I started by looking into the Octagon before it became the Black Cultural Center. The Octagon was built in 1847-1848 and was designed by Henry A. Sykes who was an architect and contractor. Former Amherst College President Edward Hitchcock was largely responsible for the construction of the Octagon. Hitchcock describes the Octagon (Woods Cabinet): “It was not until the erection of the Woods Cabinet [the Octagon] in 1 848, that an exhibition of good taste in the buildings where young men are educated, was thought promotive of the main object instead of needless waste.” The list of donors can be found on a plaque in the Octagon and a total of $8,437 dollars was raised to build the Octagon.
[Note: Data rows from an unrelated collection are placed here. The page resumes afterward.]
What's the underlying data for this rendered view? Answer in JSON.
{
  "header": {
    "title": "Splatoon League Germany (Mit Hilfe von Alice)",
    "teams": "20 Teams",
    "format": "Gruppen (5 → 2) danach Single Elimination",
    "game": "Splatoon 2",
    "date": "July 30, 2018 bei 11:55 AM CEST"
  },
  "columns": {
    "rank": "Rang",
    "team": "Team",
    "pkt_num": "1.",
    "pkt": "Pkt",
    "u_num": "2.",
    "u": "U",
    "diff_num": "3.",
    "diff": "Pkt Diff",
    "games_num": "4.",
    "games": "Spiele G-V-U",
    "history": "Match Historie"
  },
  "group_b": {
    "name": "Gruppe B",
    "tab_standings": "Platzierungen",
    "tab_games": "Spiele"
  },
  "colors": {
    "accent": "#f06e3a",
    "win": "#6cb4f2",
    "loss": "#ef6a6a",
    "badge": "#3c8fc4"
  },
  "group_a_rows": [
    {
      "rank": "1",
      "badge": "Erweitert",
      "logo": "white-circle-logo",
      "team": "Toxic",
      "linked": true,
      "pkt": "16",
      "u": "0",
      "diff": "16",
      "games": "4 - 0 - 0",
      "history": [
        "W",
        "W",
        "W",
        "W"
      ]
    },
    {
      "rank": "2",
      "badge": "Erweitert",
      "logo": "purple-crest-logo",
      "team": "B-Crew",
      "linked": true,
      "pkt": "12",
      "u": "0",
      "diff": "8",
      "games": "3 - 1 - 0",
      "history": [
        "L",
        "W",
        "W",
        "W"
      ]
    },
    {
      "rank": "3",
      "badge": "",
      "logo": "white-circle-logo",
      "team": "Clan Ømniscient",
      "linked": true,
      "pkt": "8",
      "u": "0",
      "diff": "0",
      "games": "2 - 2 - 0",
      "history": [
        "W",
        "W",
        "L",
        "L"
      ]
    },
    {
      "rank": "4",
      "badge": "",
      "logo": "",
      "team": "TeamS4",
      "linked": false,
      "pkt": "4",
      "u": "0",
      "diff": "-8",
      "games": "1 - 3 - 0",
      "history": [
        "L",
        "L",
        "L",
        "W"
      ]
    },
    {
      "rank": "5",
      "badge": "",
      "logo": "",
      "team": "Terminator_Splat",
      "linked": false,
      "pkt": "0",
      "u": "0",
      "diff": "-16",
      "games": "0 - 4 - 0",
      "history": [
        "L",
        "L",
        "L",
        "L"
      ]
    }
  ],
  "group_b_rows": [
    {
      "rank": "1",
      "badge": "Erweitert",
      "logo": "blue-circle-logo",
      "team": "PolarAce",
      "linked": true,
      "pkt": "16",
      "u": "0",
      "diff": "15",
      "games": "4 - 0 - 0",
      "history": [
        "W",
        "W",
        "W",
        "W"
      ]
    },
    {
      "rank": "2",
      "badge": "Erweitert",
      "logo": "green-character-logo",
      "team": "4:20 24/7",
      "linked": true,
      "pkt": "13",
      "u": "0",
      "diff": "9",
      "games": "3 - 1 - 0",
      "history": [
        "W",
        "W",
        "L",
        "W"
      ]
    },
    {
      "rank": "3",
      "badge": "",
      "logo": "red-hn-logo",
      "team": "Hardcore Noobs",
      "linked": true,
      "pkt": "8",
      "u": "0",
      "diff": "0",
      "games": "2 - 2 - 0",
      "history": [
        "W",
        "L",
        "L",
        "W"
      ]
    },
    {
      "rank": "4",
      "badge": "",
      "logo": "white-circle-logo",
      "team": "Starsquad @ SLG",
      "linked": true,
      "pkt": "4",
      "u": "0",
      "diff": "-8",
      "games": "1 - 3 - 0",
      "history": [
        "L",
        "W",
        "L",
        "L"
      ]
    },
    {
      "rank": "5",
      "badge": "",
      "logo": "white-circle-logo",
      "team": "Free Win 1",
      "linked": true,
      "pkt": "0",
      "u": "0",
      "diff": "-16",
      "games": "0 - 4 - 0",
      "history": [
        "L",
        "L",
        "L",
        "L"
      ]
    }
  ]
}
The Octagon housed the College’s scientific collection and the Lawrence Observatory. The original building included only the octagonal tower and the two-story cabinet. The one-story octagonal room (the room with the television) and the wooden wing at the east (restroom space) were later additions. For this information I referenced The Story of the Campus and Buildings of Amherst College by Stanley King.
I also focused on the mural located in the Gerald Penny Center of the Octagon. This week the original artist returned to campus, so I used the Alumni List Serv and the help of Kevin Soltau ’01 to identify each person depicted. I have attached the image below, which has the mural labeled. There are still a few faces that I need to investigate. I was also able to find some information about their time at Amherst. For example, I learned that the first black woman to be a resident counselor was Tara (Fuller) Lamourt ’80, who is depicted on the mural. Also her twin sister was the co-creator of the Sabrina’s A cappella Group.
I also learned that the Octagon was a venue for several weddings of Amherst College students. For example Uthman Muhammad ‘70 and his wife were married in the space. So this upcoming week I hope to really look into publications about the Octagon and how the repurposing of the space was portrayed to the Amherst community. I also hope to continue looking for flyers, event posters, to get a sense of how the space was used.